The Italian iGaming market is about to undergo the most radical reform since its launch in 2011. Suggested by the Ministry of Economy and Finance (MEF), it is known as the Reorganization Decree. The reform ushers in some major changes seeking to increase license costs, combat criminal activities, and introduce robust player protection mechanisms. The Italian government announced its approval of the decree’s terms this Tuesday.
As per the new licensing framework, the concessions will be limited to five licenses for each operator. They will be subjected to an authorization fee of €7 million, representing a 35-fold increase from the current one, which stands at €200,000. Along with the updated license fee, an operating fee of 3% will also apply. In addition, concessionaires will be charged with a 0.2% annual fee of their net revenues.

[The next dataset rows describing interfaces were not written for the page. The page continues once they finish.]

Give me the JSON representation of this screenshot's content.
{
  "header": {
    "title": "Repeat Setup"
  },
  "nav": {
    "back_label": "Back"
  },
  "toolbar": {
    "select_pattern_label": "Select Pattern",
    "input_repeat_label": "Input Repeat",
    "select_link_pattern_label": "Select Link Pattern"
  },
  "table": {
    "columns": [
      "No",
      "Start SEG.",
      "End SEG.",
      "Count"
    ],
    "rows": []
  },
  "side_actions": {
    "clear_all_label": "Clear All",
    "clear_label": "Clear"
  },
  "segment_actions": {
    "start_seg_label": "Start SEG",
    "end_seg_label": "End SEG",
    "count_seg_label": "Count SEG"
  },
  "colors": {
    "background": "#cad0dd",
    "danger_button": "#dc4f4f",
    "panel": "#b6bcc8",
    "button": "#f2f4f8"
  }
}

The Italian government aims to raise funds to promote responsible gambling initiatives that will be monitored by a newly-formed unit, reporting to the Authority of Customs and Monopolies (ADM). The expected revenues stand at €200 million for 2024 and €150 million for 2025, while the concession fee will generate annual proceeds of €100 million. Registration fees will bring in an additional €6 million in annual revenue.
Besides the monetary aspect, the decree includes measures to thwart criminal activities and illegal gambling. They concern the blocking of unlicensed operators, to curb black market proliferation, which has been estimated at €1 billion.
The decree also focuses on vulnerable groups of players (especially minors) by introducing gambling self-limitations and restrictions based on deposit amounts. Strengthening self-exclusion mechanisms is also high on the agenda of the decree.
Gambling Unions in Italy Disapprove of the License Fee Increase
Acadi, the Italian online gambling trade association, and Logico, the association for slot machine vendors, have voiced their concerns over the proposed reforms ahead of their implementation. They warned the government not to proceed with the reform, without feedback from the gambling industry.
According to government expectations, roughly 50 operators, out of Italy’s current 83 operators will apply for licenses, following the introduction of the new fees.
Furthermore, as CasinoGamesPro already reported last month, the European Gaming and Betting Association (EGBA) has also expressed its concerns over the Reorganization Decree, highlighting its impact on licensed operators, player protections, and the expected spike in black market gambling.
In contrast, Giorgia Meloni, Italy’s Prime Minister, has expressed her support for overhauling the land-based and online gambling sector, defining it as a major contributor to the country’s economy.
The Reorganization Decree is the third attempt of the Italian government over the last decade to reform the gambling sector, with the previous two failing due to political issues or opposition from the public.